Exercise requirements: Only lines containing "screenshot" are wanted from the data below. Copy those lines.

** Given information follows **

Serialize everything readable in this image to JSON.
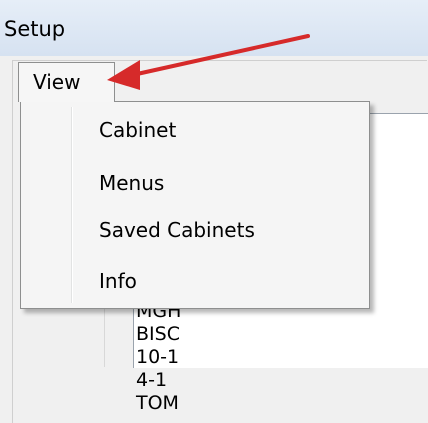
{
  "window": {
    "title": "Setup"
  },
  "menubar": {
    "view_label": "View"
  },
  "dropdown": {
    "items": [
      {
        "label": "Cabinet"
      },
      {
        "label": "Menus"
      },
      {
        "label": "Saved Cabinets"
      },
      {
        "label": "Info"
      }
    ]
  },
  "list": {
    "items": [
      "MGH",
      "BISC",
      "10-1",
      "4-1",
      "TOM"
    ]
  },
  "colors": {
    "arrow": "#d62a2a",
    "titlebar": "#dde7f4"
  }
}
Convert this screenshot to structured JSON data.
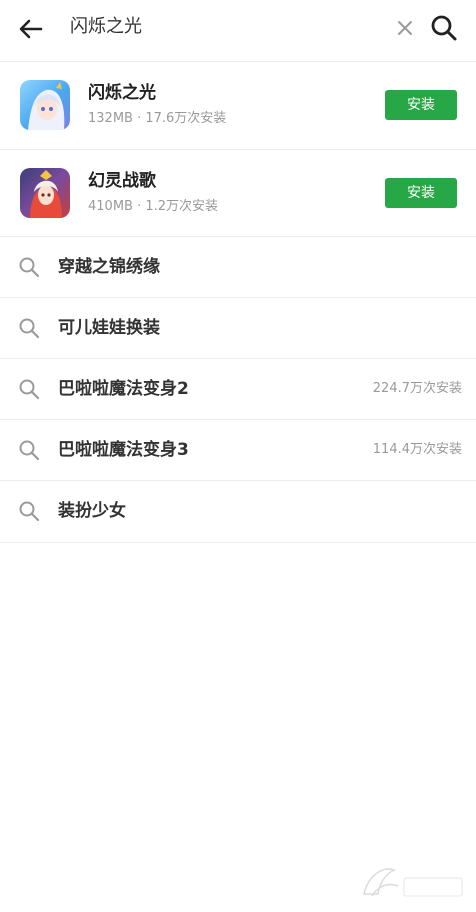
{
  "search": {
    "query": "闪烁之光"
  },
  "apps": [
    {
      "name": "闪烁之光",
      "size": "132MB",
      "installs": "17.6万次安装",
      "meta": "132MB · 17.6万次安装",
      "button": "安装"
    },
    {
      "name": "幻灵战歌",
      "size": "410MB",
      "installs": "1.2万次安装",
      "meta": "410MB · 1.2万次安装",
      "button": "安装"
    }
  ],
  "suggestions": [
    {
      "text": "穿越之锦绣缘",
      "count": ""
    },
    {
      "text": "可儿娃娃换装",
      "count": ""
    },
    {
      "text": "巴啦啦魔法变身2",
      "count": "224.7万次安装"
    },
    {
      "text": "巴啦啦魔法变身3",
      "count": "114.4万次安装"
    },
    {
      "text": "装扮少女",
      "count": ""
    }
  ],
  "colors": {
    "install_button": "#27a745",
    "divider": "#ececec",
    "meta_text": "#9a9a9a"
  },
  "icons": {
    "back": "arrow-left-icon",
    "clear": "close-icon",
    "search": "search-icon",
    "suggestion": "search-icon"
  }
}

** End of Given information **
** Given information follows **

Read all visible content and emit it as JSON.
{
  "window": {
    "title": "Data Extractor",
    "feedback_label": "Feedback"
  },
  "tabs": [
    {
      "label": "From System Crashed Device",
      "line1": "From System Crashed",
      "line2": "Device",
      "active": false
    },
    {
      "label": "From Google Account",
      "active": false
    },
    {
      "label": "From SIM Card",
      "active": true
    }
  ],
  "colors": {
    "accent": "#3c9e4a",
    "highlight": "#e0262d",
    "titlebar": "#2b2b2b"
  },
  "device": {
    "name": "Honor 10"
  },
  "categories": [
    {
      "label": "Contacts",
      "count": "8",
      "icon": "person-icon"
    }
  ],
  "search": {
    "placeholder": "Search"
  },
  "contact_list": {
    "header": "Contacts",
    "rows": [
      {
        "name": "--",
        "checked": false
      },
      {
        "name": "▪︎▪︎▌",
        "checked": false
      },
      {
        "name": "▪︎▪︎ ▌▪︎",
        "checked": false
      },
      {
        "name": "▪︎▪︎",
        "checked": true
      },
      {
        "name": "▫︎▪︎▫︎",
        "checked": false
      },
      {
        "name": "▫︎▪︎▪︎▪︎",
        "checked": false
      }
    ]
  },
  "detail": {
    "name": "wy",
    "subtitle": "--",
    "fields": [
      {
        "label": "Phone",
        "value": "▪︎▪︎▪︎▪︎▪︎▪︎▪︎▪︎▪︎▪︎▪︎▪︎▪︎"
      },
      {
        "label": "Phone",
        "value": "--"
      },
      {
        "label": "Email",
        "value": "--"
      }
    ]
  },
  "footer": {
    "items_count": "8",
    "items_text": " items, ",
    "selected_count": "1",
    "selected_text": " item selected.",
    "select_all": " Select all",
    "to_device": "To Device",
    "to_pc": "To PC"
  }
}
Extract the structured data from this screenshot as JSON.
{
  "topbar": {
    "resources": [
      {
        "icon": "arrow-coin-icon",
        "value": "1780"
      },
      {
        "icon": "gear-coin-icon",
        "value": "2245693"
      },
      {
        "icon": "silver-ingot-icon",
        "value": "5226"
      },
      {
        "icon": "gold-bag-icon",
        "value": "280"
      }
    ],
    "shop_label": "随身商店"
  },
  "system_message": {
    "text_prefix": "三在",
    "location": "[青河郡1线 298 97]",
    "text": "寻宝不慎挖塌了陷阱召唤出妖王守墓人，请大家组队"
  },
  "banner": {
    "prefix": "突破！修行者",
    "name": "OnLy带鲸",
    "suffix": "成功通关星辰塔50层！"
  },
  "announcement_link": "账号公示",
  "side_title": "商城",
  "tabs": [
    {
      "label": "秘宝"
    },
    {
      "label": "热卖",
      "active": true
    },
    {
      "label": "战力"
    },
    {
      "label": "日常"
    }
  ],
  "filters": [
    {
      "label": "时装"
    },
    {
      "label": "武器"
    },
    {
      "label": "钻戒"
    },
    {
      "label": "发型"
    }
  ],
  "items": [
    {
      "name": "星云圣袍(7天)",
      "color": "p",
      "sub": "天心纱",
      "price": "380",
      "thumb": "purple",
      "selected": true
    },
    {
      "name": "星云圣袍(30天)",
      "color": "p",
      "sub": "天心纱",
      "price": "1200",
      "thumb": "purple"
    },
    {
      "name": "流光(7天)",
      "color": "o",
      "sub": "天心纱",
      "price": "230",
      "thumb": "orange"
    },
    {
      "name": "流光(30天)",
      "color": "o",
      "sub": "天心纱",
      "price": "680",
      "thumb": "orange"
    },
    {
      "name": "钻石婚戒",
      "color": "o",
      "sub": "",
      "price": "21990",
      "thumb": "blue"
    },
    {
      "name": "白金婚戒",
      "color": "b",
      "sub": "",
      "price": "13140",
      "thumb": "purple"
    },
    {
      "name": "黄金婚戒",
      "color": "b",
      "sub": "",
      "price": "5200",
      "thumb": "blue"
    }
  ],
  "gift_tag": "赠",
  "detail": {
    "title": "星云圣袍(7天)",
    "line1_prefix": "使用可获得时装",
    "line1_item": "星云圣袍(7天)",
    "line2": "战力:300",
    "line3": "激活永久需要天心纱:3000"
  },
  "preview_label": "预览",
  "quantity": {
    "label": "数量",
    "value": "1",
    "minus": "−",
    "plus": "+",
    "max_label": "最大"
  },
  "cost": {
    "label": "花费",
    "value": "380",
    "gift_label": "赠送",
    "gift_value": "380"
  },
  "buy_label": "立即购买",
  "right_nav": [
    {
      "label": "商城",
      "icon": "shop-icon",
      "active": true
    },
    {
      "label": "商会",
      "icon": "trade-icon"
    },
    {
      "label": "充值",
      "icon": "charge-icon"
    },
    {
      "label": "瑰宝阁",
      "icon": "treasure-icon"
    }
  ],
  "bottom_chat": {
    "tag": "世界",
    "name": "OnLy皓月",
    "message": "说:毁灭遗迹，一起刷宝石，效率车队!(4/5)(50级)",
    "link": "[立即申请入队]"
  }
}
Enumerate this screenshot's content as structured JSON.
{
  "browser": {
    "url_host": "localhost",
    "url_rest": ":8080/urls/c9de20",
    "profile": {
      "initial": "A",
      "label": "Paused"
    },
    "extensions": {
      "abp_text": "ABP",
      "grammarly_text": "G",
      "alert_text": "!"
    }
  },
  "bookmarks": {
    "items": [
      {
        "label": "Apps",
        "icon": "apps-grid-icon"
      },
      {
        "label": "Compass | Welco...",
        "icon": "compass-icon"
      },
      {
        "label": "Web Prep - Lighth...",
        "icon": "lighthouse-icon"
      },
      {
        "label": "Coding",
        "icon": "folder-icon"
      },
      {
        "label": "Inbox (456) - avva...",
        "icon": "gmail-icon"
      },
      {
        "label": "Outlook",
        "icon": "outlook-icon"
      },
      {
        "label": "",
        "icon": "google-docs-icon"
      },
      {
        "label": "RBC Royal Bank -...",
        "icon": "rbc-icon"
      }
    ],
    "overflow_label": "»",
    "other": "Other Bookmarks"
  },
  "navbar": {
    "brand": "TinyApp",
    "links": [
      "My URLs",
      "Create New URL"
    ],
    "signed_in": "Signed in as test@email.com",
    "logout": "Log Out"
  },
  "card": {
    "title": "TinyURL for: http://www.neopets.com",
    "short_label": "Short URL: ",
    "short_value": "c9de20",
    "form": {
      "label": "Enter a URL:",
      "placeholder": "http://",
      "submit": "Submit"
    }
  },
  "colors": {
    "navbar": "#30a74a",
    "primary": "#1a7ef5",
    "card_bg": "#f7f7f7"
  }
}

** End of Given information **

Task result:
Convert this screenshot to structured JSON data.
Extract the structured data from this screenshot as JSON.
Enumerate this screenshot's content as structured JSON.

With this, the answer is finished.